§ **Instructions to follow**: Check each line of the material that follows, and copy those holding the string "veux".

§ **Dataset records**:
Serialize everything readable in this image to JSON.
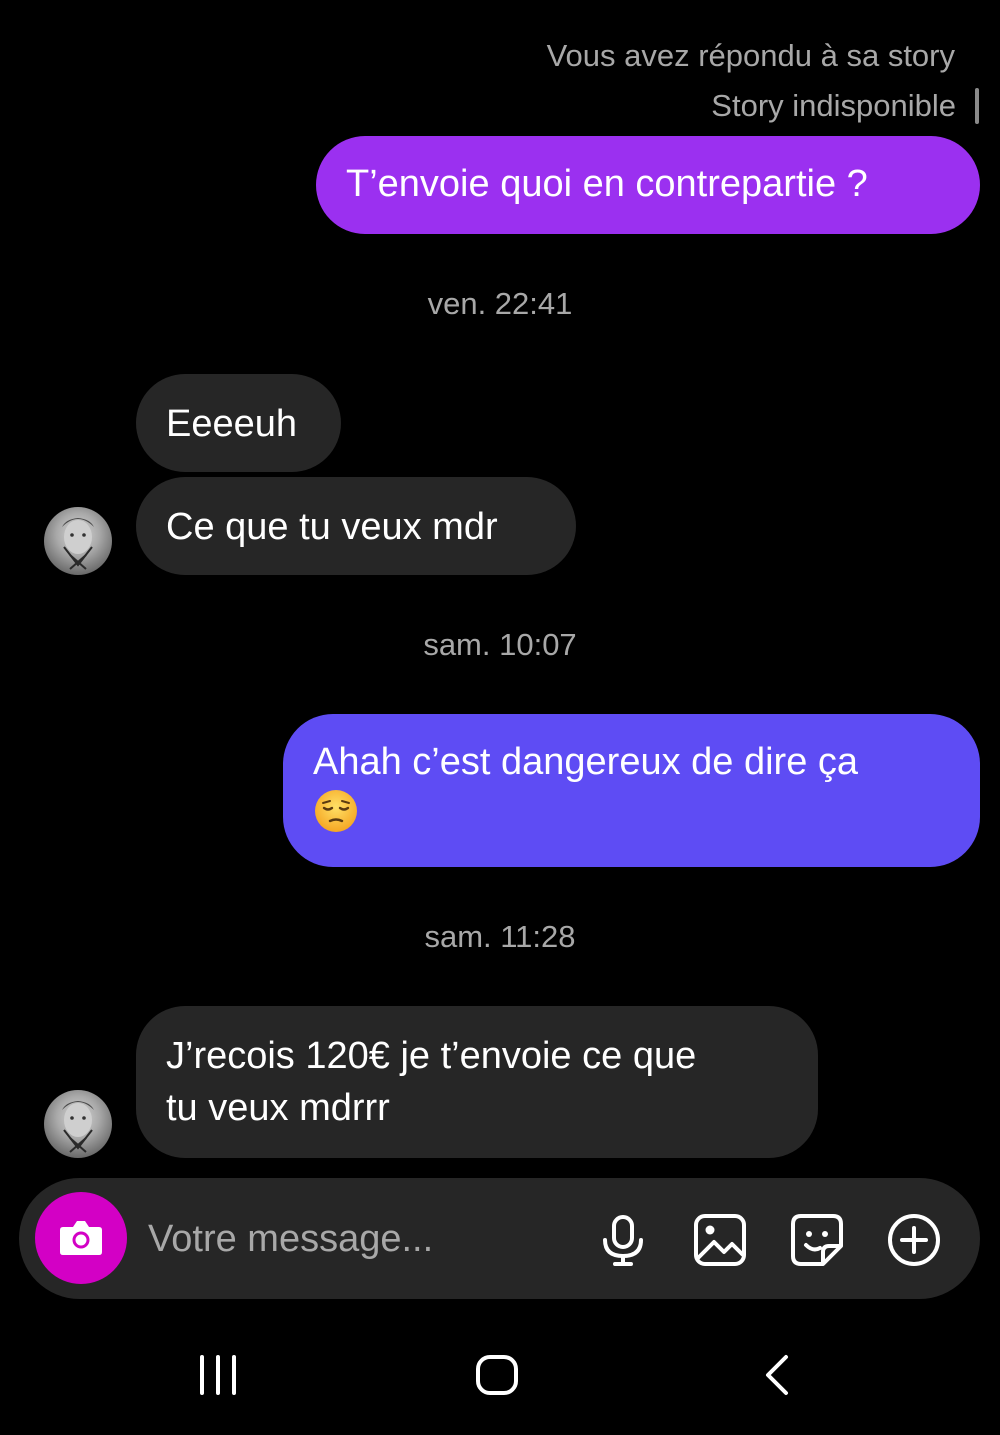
{
  "story": {
    "replied_text": "Vous avez répondu à sa story",
    "unavailable_text": "Story indisponible"
  },
  "messages": [
    {
      "text": "T’envoie quoi en contrepartie ?",
      "from": "me",
      "color": "#9b30f0"
    },
    {
      "text": "Eeeeuh",
      "from": "them"
    },
    {
      "text": "Ce que tu veux mdr",
      "from": "them"
    },
    {
      "text": "Ahah c’est dangereux de dire ça",
      "emoji": "pensive-face-emoji",
      "from": "me",
      "color": "#5e4cf4"
    },
    {
      "text": "J’recois 120€ je t’envoie ce que\ntu veux mdrrr",
      "from": "them"
    }
  ],
  "timestamps": [
    "ven. 22:41",
    "sam. 10:07",
    "sam. 11:28"
  ],
  "composer": {
    "placeholder": "Votre message...",
    "camera_icon": "camera-icon",
    "camera_color": "#d300c5",
    "mic_icon": "microphone-icon",
    "gallery_icon": "image-icon",
    "sticker_icon": "sticker-icon",
    "plus_icon": "plus-circle-icon"
  },
  "nav_bar": {
    "recents_icon": "recent-apps-icon",
    "home_icon": "home-icon",
    "back_icon": "back-icon"
  },
  "colors": {
    "background": "#000000",
    "received_bubble": "#262626",
    "secondary_text": "#a8a8a8"
  }
}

§ **Response to this task**:
      "text": "Ce que tu veux mdr",
      "text": "J’recois 120€ je t’envoie ce que\ntu veux mdrrr",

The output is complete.